What the task requires: Type out the entries again, keeping every word unchanged.

Supplied records:
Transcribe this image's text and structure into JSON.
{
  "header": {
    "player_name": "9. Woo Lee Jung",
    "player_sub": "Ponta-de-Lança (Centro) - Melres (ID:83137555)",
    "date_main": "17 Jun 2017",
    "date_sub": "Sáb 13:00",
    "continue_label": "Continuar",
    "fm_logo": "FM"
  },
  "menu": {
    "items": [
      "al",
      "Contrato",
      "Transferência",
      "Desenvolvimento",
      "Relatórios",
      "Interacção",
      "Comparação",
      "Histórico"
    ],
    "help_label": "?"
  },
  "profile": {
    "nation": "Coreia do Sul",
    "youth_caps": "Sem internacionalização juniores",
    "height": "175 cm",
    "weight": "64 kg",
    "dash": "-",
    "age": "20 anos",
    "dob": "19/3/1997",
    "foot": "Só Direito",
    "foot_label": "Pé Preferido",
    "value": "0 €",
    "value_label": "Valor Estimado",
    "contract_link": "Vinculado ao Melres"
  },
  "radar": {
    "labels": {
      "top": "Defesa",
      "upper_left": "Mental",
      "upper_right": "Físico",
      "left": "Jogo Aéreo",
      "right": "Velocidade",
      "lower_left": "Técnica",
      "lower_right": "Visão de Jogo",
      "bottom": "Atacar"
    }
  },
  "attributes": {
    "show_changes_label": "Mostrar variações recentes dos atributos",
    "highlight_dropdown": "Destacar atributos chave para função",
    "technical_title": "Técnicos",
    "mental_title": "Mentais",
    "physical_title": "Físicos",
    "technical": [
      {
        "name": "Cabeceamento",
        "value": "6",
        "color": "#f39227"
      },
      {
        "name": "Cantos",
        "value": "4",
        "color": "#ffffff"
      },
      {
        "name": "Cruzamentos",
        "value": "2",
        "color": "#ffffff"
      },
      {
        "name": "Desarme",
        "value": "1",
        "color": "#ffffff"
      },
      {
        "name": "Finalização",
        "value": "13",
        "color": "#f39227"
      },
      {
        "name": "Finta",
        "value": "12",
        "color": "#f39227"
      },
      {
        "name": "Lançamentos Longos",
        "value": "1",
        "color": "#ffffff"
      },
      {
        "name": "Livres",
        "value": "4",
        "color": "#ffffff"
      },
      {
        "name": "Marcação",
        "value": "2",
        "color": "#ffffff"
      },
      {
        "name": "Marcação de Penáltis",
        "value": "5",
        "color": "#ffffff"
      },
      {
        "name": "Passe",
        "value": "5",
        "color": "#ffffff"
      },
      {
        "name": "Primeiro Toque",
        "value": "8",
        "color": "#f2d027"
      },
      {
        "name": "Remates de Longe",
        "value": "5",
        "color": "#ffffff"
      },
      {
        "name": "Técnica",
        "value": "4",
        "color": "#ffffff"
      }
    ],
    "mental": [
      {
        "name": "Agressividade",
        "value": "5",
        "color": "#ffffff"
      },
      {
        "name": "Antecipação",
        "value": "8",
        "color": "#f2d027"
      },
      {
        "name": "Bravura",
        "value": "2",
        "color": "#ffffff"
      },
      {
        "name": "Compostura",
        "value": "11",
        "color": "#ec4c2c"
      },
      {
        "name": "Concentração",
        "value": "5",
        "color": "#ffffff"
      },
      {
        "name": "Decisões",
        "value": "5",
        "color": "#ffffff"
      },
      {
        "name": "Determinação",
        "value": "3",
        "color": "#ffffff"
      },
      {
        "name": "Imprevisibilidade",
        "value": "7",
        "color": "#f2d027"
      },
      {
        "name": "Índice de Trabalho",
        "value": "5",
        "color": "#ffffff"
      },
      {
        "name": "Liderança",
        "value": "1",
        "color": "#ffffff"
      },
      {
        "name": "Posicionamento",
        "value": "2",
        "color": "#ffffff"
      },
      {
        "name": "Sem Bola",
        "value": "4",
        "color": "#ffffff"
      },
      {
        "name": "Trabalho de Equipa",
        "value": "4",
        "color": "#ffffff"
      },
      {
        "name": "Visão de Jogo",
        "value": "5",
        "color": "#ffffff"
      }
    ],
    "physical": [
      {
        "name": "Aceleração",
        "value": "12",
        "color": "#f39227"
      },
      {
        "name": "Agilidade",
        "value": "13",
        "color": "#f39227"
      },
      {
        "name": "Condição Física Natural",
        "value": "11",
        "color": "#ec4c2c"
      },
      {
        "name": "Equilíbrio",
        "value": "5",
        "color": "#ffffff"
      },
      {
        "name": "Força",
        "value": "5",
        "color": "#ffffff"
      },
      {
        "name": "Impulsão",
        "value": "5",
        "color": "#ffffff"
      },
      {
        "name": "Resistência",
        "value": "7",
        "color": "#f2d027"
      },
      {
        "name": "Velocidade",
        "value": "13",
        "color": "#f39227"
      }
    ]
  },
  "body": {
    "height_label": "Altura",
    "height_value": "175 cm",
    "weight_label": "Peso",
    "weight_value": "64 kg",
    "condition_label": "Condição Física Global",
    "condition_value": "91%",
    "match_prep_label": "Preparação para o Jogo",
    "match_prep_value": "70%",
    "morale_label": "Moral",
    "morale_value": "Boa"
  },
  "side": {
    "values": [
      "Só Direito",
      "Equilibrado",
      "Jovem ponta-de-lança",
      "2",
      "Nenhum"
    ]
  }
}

Result:
Transcribe this image's text and structure into JSON.
{
  "header": {
    "player_name": "9. Woo Lee Jung",
    "player_sub": "Ponta-de-Lança (Centro) - Melres (ID:83137555)",
    "date_main": "17 Jun 2017",
    "date_sub": "Sáb 13:00",
    "continue_label": "Continuar",
    "fm_logo": "FM"
  },
  "menu": {
    "items": [
      "al",
      "Contrato",
      "Transferência",
      "Desenvolvimento",
      "Relatórios",
      "Interacção",
      "Comparação",
      "Histórico"
    ],
    "help_label": "?"
  },
  "profile": {
    "nation": "Coreia do Sul",
    "youth_caps": "Sem internacionalização juniores",
    "height": "175 cm",
    "weight": "64 kg",
    "dash": "-",
    "age": "20 anos",
    "dob": "19/3/1997",
    "foot": "Só Direito",
    "foot_label": "Pé Preferido",
    "value": "0 €",
    "value_label": "Valor Estimado",
    "contract_link": "Vinculado ao Melres"
  },
  "radar": {
    "labels": {
      "top": "Defesa",
      "upper_left": "Mental",
      "upper_right": "Físico",
      "left": "Jogo Aéreo",
      "right": "Velocidade",
      "lower_left": "Técnica",
      "lower_right": "Visão de Jogo",
      "bottom": "Atacar"
    }
  },
  "attributes": {
    "show_changes_label": "Mostrar variações recentes dos atributos",
    "highlight_dropdown": "Destacar atributos chave para função",
    "technical_title": "Técnicos",
    "mental_title": "Mentais",
    "physical_title": "Físicos",
    "technical": [
      {
        "name": "Cabeceamento",
        "value": "6",
        "color": "#f39227"
      },
      {
        "name": "Cantos",
        "value": "4",
        "color": "#ffffff"
      },
      {
        "name": "Cruzamentos",
        "value": "2",
        "color": "#ffffff"
      },
      {
        "name": "Desarme",
        "value": "1",
        "color": "#ffffff"
      },
      {
        "name": "Finalização",
        "value": "13",
        "color": "#f39227"
      },
      {
        "name": "Finta",
        "value": "12",
        "color": "#f39227"
      },
      {
        "name": "Lançamentos Longos",
        "value": "1",
        "color": "#ffffff"
      },
      {
        "name": "Livres",
        "value": "4",
        "color": "#ffffff"
      },
      {
        "name": "Marcação",
        "value": "2",
        "color": "#ffffff"
      },
      {
        "name": "Marcação de Penáltis",
        "value": "5",
        "color": "#ffffff"
      },
      {
        "name": "Passe",
        "value": "5",
        "color": "#ffffff"
      },
      {
        "name": "Primeiro Toque",
        "value": "8",
        "color": "#f2d027"
      },
      {
        "name": "Remates de Longe",
        "value": "5",
        "color": "#ffffff"
      },
      {
        "name": "Técnica",
        "value": "4",
        "color": "#ffffff"
      }
    ],
    "mental": [
      {
        "name": "Agressividade",
        "value": "5",
        "color": "#ffffff"
      },
      {
        "name": "Antecipação",
        "value": "8",
        "color": "#f2d027"
      },
      {
        "name": "Bravura",
        "value": "2",
        "color": "#ffffff"
      },
      {
        "name": "Compostura",
        "value": "11",
        "color": "#ec4c2c"
      },
      {
        "name": "Concentração",
        "value": "5",
        "color": "#ffffff"
      },
      {
        "name": "Decisões",
        "value": "5",
        "color": "#ffffff"
      },
      {
        "name": "Determinação",
        "value": "3",
        "color": "#ffffff"
      },
      {
        "name": "Imprevisibilidade",
        "value": "7",
        "color": "#f2d027"
      },
      {
        "name": "Índice de Trabalho",
        "value": "5",
        "color": "#ffffff"
      },
      {
        "name": "Liderança",
        "value": "1",
        "color": "#ffffff"
      },
      {
        "name": "Posicionamento",
        "value": "2",
        "color": "#ffffff"
      },
      {
        "name": "Sem Bola",
        "value": "4",
        "color": "#ffffff"
      },
      {
        "name": "Trabalho de Equipa",
        "value": "4",
        "color": "#ffffff"
      },
      {
        "name": "Visão de Jogo",
        "value": "5",
        "color": "#ffffff"
      }
    ],
    "physical": [
      {
        "name": "Aceleração",
        "value": "12",
        "color": "#f39227"
      },
      {
        "name": "Agilidade",
        "value": "13",
        "color": "#f39227"
      },
      {
        "name": "Condição Física Natural",
        "value": "11",
        "color": "#ec4c2c"
      },
      {
        "name": "Equilíbrio",
        "value": "5",
        "color": "#ffffff"
      },
      {
        "name": "Força",
        "value": "5",
        "color": "#ffffff"
      },
      {
        "name": "Impulsão",
        "value": "5",
        "color": "#ffffff"
      },
      {
        "name": "Resistência",
        "value": "7",
        "color": "#f2d027"
      },
      {
        "name": "Velocidade",
        "value": "13",
        "color": "#f39227"
      }
    ]
  },
  "body": {
    "height_label": "Altura",
    "height_value": "175 cm",
    "weight_label": "Peso",
    "weight_value": "64 kg",
    "condition_label": "Condição Física Global",
    "condition_value": "91%",
    "match_prep_label": "Preparação para o Jogo",
    "match_prep_value": "70%",
    "morale_label": "Moral",
    "morale_value": "Boa"
  },
  "side": {
    "values": [
      "Só Direito",
      "Equilibrado",
      "Jovem ponta-de-lança",
      "2",
      "Nenhum"
    ]
  }
}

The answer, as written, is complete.